PROBLEM DETAILS :: Copy the listing below letter for letter, passing over each picture.

DATA FOR ANALYSIS ::
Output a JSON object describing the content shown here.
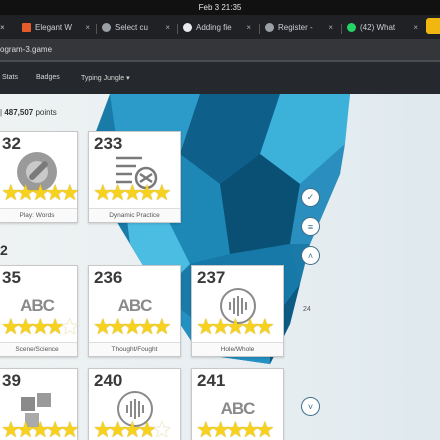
{
  "os": {
    "clock": "Feb 3  21:35"
  },
  "tabs": [
    {
      "label": "Elegant W",
      "icon": "flag-icon",
      "color": "#e45b2c"
    },
    {
      "label": "Select cu",
      "icon": "globe-icon",
      "color": "#9aa0a6"
    },
    {
      "label": "Adding fie",
      "icon": "github-icon",
      "color": "#e8eaed"
    },
    {
      "label": "Register -",
      "icon": "globe-icon",
      "color": "#9aa0a6"
    },
    {
      "label": "(42) What",
      "icon": "whatsapp-icon",
      "color": "#25d366"
    }
  ],
  "tab_close": "×",
  "url": "ogram-3.game",
  "nav": {
    "stats": "Stats",
    "badges": "Badges",
    "typing_jungle": "Typing Jungle ▾"
  },
  "points": {
    "prefix": "| ",
    "value": "487,507",
    "suffix": " points"
  },
  "sections": [
    {
      "num": "2"
    }
  ],
  "cards": [
    {
      "num": "32",
      "label": "Play: Words",
      "icon": "gear-wrench-icon",
      "stars": [
        "full",
        "full",
        "full",
        "full",
        "full"
      ]
    },
    {
      "num": "233",
      "label": "Dynamic Practice",
      "icon": "shuffle-list-icon",
      "stars": [
        "full",
        "full",
        "full",
        "full",
        "full"
      ]
    },
    {
      "num": "35",
      "label": "Scene/Science",
      "icon": "abc-eraser-icon",
      "icon_text": "ABC",
      "stars": [
        "full",
        "full",
        "full",
        "full",
        "empty"
      ]
    },
    {
      "num": "236",
      "label": "Thought/Fought",
      "icon": "abc-eraser-icon",
      "icon_text": "ABC",
      "stars": [
        "full",
        "full",
        "full",
        "full",
        "full"
      ]
    },
    {
      "num": "237",
      "label": "Hole/Whole",
      "icon": "sound-wave-icon",
      "stars": [
        "full",
        "full",
        "full",
        "full",
        "full"
      ]
    },
    {
      "num": "39",
      "label": "",
      "icon": "puzzle-icon",
      "stars": [
        "full",
        "full",
        "full",
        "full",
        "full"
      ]
    },
    {
      "num": "240",
      "label": "",
      "icon": "sound-wave-icon",
      "stars": [
        "full",
        "full",
        "full",
        "full",
        "empty"
      ]
    },
    {
      "num": "241",
      "label": "",
      "icon": "abc-eraser-icon",
      "icon_text": "ABC",
      "stars": [
        "full",
        "full",
        "full",
        "full",
        "full"
      ]
    }
  ],
  "side": {
    "num": "24"
  }
}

REPLY ::
Output a JSON object describing the content shown here.
{
  "os": {
    "clock": "Feb 3  21:35"
  },
  "tabs": [
    {
      "label": "Elegant W",
      "icon": "flag-icon",
      "color": "#e45b2c"
    },
    {
      "label": "Select cu",
      "icon": "globe-icon",
      "color": "#9aa0a6"
    },
    {
      "label": "Adding fie",
      "icon": "github-icon",
      "color": "#e8eaed"
    },
    {
      "label": "Register -",
      "icon": "globe-icon",
      "color": "#9aa0a6"
    },
    {
      "label": "(42) What",
      "icon": "whatsapp-icon",
      "color": "#25d366"
    }
  ],
  "tab_close": "×",
  "url": "ogram-3.game",
  "nav": {
    "stats": "Stats",
    "badges": "Badges",
    "typing_jungle": "Typing Jungle ▾"
  },
  "points": {
    "prefix": "| ",
    "value": "487,507",
    "suffix": " points"
  },
  "sections": [
    {
      "num": "2"
    }
  ],
  "cards": [
    {
      "num": "32",
      "label": "Play: Words",
      "icon": "gear-wrench-icon",
      "stars": [
        "full",
        "full",
        "full",
        "full",
        "full"
      ]
    },
    {
      "num": "233",
      "label": "Dynamic Practice",
      "icon": "shuffle-list-icon",
      "stars": [
        "full",
        "full",
        "full",
        "full",
        "full"
      ]
    },
    {
      "num": "35",
      "label": "Scene/Science",
      "icon": "abc-eraser-icon",
      "icon_text": "ABC",
      "stars": [
        "full",
        "full",
        "full",
        "full",
        "empty"
      ]
    },
    {
      "num": "236",
      "label": "Thought/Fought",
      "icon": "abc-eraser-icon",
      "icon_text": "ABC",
      "stars": [
        "full",
        "full",
        "full",
        "full",
        "full"
      ]
    },
    {
      "num": "237",
      "label": "Hole/Whole",
      "icon": "sound-wave-icon",
      "stars": [
        "full",
        "full",
        "full",
        "full",
        "full"
      ]
    },
    {
      "num": "39",
      "label": "",
      "icon": "puzzle-icon",
      "stars": [
        "full",
        "full",
        "full",
        "full",
        "full"
      ]
    },
    {
      "num": "240",
      "label": "",
      "icon": "sound-wave-icon",
      "stars": [
        "full",
        "full",
        "full",
        "full",
        "empty"
      ]
    },
    {
      "num": "241",
      "label": "",
      "icon": "abc-eraser-icon",
      "icon_text": "ABC",
      "stars": [
        "full",
        "full",
        "full",
        "full",
        "full"
      ]
    }
  ],
  "side": {
    "num": "24"
  }
}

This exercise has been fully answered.